Data records for software interfaces

Segment Open

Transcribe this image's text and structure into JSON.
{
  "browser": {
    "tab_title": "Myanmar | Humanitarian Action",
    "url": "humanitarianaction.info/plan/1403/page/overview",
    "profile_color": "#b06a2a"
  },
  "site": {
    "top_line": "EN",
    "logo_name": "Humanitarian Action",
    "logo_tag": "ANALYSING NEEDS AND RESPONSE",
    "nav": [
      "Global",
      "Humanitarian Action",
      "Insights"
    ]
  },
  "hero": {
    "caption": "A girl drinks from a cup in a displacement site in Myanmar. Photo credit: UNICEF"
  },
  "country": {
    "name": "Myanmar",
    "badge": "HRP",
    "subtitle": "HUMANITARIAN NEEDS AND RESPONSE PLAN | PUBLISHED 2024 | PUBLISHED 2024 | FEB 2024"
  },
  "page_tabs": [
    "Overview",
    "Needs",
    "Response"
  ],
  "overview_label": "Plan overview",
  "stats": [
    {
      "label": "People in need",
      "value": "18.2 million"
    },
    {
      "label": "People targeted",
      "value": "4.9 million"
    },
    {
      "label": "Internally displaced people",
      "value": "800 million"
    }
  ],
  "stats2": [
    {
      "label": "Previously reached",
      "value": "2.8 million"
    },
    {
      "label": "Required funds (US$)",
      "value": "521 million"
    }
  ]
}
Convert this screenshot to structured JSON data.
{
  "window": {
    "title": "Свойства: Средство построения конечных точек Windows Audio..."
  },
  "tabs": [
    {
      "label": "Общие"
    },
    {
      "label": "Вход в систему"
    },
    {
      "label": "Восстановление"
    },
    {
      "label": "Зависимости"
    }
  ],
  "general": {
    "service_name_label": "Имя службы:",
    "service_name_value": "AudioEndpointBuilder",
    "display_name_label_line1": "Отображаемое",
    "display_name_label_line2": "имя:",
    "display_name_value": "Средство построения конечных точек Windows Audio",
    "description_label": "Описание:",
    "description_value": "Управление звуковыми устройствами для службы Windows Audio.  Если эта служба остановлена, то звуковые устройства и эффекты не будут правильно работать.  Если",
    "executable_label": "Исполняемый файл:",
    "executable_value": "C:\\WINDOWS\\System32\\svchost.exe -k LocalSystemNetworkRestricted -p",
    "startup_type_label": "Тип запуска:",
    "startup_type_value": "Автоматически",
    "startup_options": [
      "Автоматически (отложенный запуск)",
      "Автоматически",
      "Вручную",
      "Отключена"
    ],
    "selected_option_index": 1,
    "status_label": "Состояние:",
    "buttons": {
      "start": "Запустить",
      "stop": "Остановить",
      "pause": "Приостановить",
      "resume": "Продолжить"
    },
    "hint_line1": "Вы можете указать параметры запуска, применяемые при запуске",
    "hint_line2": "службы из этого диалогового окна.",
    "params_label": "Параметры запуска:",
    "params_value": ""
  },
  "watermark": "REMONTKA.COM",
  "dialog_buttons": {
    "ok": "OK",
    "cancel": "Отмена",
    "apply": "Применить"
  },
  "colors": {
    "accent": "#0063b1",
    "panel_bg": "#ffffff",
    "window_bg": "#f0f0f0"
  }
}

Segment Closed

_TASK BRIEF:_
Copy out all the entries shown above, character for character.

_SOLUTION TO THE EXERCISE:_
Transcribe this image's text and structure into JSON.
{
  "browser": {
    "tab_title": "Myanmar | Humanitarian Action",
    "url": "humanitarianaction.info/plan/1403/page/overview",
    "profile_color": "#b06a2a"
  },
  "site": {
    "top_line": "EN",
    "logo_name": "Humanitarian Action",
    "logo_tag": "ANALYSING NEEDS AND RESPONSE",
    "nav": [
      "Global",
      "Humanitarian Action",
      "Insights"
    ]
  },
  "hero": {
    "caption": "A girl drinks from a cup in a displacement site in Myanmar. Photo credit: UNICEF"
  },
  "country": {
    "name": "Myanmar",
    "badge": "HRP",
    "subtitle": "HUMANITARIAN NEEDS AND RESPONSE PLAN | PUBLISHED 2024 | PUBLISHED 2024 | FEB 2024"
  },
  "page_tabs": [
    "Overview",
    "Needs",
    "Response"
  ],
  "overview_label": "Plan overview",
  "stats": [
    {
      "label": "People in need",
      "value": "18.2 million"
    },
    {
      "label": "People targeted",
      "value": "4.9 million"
    },
    {
      "label": "Internally displaced people",
      "value": "800 million"
    }
  ],
  "stats2": [
    {
      "label": "Previously reached",
      "value": "2.8 million"
    },
    {
      "label": "Required funds (US$)",
      "value": "521 million"
    }
  ]
}
Convert this screenshot to structured JSON data.
{
  "window": {
    "title": "Свойства: Средство построения конечных точек Windows Audio..."
  },
  "tabs": [
    {
      "label": "Общие"
    },
    {
      "label": "Вход в систему"
    },
    {
      "label": "Восстановление"
    },
    {
      "label": "Зависимости"
    }
  ],
  "general": {
    "service_name_label": "Имя службы:",
    "service_name_value": "AudioEndpointBuilder",
    "display_name_label_line1": "Отображаемое",
    "display_name_label_line2": "имя:",
    "display_name_value": "Средство построения конечных точек Windows Audio",
    "description_label": "Описание:",
    "description_value": "Управление звуковыми устройствами для службы Windows Audio.  Если эта служба остановлена, то звуковые устройства и эффекты не будут правильно работать.  Если",
    "executable_label": "Исполняемый файл:",
    "executable_value": "C:\\WINDOWS\\System32\\svchost.exe -k LocalSystemNetworkRestricted -p",
    "startup_type_label": "Тип запуска:",
    "startup_type_value": "Автоматически",
    "startup_options": [
      "Автоматически (отложенный запуск)",
      "Автоматически",
      "Вручную",
      "Отключена"
    ],
    "selected_option_index": 1,
    "status_label": "Состояние:",
    "buttons": {
      "start": "Запустить",
      "stop": "Остановить",
      "pause": "Приостановить",
      "resume": "Продолжить"
    },
    "hint_line1": "Вы можете указать параметры запуска, применяемые при запуске",
    "hint_line2": "службы из этого диалогового окна.",
    "params_label": "Параметры запуска:",
    "params_value": ""
  },
  "watermark": "REMONTKA.COM",
  "dialog_buttons": {
    "ok": "OK",
    "cancel": "Отмена",
    "apply": "Применить"
  },
  "colors": {
    "accent": "#0063b1",
    "panel_bg": "#ffffff",
    "window_bg": "#f0f0f0"
  }
}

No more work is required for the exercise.